The Rev. Charlie Dates, pastor of Progressive Baptist Church in Chicago, said his congregation has no plans to meet in person for the foreseeable future. The church moved services online in April, after the death of Edward Singleton, a beloved church member and Chicago firefighter in his 50s.
Singleton’s death hit the church hard.
“That was a bell tolling in our church,” Dates said. “We have had a slew of deaths. There are just a lot of grieving people.”
But the lack of in-person meetings hasn’t dampened members’ commitment to the church’s mission. On Wednesday (Sept. 30), Dates was waiting for a weekly delivery of 1,200 boxes of food for the church to distribute to neighbors in need. The church is in the process of acquiring a food truck that will help in that process.
“Right now people have to come to us to get the food,” he said. “We want to make it so we come to them.”
Current plans call to stay online at least through Easter of 2021. Part of that is the health care challenges that his congregants face. Not everyone in their community has access to health care or regular medical treatment. So church members may have underlying conditions that they are not aware of. Those underlying conditions could be life-threatening if church members get COVID-19.

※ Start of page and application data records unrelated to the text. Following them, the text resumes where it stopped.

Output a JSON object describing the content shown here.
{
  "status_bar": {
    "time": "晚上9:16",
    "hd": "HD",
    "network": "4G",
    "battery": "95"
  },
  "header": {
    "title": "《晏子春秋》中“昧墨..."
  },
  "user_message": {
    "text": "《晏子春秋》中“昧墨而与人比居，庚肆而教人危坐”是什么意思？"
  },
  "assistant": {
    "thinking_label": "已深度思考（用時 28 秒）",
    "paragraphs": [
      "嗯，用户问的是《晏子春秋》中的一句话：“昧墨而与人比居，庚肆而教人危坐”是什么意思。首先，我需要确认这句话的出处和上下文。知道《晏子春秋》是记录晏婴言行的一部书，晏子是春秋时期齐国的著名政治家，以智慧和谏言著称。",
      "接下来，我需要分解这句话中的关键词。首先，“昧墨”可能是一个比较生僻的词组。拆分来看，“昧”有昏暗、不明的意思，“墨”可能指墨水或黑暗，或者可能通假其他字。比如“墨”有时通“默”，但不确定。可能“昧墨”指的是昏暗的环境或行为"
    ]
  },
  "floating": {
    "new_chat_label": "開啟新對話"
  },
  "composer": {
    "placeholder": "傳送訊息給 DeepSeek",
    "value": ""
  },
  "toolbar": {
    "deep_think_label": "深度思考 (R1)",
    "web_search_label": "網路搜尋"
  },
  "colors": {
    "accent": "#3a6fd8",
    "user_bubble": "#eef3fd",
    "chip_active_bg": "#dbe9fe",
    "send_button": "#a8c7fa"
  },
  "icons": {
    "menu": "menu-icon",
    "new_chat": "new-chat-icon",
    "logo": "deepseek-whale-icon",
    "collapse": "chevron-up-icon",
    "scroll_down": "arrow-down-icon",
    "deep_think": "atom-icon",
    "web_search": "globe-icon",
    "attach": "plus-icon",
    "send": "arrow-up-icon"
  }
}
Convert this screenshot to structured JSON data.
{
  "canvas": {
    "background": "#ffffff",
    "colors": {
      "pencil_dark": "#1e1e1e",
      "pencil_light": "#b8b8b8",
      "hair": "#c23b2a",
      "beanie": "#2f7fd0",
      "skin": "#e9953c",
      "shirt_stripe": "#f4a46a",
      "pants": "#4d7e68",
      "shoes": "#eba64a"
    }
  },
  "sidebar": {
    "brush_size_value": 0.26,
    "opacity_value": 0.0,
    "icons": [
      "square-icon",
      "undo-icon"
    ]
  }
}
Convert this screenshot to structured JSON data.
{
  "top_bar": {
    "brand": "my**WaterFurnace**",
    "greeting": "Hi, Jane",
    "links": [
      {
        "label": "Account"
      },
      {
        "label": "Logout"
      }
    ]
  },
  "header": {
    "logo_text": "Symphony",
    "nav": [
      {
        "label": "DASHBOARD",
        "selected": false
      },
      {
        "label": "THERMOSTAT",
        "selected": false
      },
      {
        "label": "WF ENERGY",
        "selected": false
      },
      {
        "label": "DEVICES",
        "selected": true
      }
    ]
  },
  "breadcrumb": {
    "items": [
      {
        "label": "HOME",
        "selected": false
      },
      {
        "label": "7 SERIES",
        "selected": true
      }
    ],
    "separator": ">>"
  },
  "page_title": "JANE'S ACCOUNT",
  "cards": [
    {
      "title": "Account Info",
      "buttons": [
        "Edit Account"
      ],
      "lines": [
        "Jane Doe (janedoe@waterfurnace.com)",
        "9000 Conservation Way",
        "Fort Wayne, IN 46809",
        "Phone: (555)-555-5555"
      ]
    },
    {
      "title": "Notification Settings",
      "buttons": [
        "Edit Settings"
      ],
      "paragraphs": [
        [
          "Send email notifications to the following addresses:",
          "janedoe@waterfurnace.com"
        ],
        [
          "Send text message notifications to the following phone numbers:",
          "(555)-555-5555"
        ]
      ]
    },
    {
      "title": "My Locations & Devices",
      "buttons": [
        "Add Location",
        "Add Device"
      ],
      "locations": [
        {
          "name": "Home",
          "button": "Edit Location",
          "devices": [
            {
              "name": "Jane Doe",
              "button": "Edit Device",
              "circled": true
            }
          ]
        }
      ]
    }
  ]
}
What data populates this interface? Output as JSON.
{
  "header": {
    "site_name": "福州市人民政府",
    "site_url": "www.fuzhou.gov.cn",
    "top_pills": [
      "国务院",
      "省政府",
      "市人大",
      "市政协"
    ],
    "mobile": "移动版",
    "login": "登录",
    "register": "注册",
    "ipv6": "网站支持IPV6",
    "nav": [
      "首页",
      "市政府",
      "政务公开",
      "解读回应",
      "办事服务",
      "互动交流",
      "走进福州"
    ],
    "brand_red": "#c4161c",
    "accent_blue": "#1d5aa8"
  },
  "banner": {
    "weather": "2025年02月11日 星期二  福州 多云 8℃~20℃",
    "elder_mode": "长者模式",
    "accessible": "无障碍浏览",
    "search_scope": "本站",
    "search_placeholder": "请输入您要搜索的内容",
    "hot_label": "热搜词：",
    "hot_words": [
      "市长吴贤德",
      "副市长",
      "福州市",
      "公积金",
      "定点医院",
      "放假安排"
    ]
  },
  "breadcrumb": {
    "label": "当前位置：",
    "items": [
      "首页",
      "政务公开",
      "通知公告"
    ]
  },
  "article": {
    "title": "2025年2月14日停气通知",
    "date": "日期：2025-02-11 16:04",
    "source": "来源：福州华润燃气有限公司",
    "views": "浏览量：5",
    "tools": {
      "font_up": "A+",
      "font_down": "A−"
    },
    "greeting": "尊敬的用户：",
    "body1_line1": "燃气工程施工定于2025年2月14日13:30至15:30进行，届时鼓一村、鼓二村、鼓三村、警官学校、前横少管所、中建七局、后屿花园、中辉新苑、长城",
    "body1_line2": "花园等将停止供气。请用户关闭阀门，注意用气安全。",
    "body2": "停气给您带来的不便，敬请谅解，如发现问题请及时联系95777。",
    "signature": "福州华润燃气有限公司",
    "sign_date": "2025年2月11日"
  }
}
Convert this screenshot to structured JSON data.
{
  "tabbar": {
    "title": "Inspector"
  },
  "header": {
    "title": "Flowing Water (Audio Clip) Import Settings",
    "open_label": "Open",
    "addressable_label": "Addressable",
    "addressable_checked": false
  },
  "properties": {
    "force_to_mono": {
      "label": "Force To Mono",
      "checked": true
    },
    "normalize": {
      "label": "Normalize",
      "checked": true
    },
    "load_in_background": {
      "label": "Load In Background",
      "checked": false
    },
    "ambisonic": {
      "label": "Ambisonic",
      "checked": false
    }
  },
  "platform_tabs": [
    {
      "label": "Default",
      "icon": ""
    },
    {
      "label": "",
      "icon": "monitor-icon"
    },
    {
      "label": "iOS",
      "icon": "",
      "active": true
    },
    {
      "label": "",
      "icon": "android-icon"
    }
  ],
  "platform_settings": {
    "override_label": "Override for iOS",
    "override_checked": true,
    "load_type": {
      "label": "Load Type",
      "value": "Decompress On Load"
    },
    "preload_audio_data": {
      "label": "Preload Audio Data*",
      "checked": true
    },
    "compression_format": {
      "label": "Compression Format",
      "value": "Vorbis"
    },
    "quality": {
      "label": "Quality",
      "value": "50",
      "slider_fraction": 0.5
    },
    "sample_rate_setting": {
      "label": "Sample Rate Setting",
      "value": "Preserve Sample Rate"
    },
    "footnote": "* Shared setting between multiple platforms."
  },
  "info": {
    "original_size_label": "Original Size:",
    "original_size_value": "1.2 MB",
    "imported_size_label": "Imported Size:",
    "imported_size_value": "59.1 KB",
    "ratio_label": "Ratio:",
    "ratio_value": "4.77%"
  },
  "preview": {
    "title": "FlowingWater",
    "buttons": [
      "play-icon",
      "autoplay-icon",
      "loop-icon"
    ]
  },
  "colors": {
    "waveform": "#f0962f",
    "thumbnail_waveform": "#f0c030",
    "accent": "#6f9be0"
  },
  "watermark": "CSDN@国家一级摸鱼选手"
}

“To bring them into a community at risk is not something that we want to do,” he said.
At Raleigh Mennonite Church in North Carolina, no one is ready to worship in person, said the Rev. Melissa Florer-Bixler.
Heathy church members could come to an outdoor service. But older members or those with underlying conditions would be left out. And that didn’t seem right.
“We can’t really be church until everyone in our community can meet together,” she said.
The Rev. Jason Poling, priest-in-charge at St. Andrew’s Episcopal in Pasadena, Maryland, about half an hour outside of Baltimore, said his congregation began to meet in person again in June. The church is a “family-sized parish” of about 40 people, he said, with a building that could seat 250. So there’s enough room to safely social distance.
Everyone wears a mask and there’s no congregational singing, though there is a cantor. Poling distributes the Communion hosts, which are kept covered until Poling drops them into parishioners’ hands while wearing gloves. Giving and offerings to the food bank have remained strong, Poling said.
But there are shortfalls that may not show up in studies like the Lake Institute’s. Poling expects the church won’t be able to participate in an interfaith ministry to the homeless called Winter Relief, which houses homeless in area churches each year from November to March. Social distancing rules mean the church won’t likely take its weeklong rotation this year.
“We can’t do it,” he said. “It’s just not safe. We don’t have enough room for people to be 6 feet apart. Our church is not big enough.”
King said that other nonquantifiable worries include fatigue among religious leaders.
“Religious leaders have been really exhausted by all the work they’ve had to do over these past months,” he said. “And continued uncertainty makes it difficult to plan for the future.”
Still, he remains pleasantly surprised at how congregations have responded so far. Congregations, he said, are known for disagreeing about everything from the color of the carpet to human sexuality, he said. But during this pandemic, folks have worked together rather than arguing.
King said he found the results of the study hopeful.
“It leaves many congregations with greater reassurance that we’re all in this together,” he said.
Ahead of the Trend is a collaborative effort between Religion News Service and the Association of Religion Data Archives made possible through the support of the John Templeton Foundation.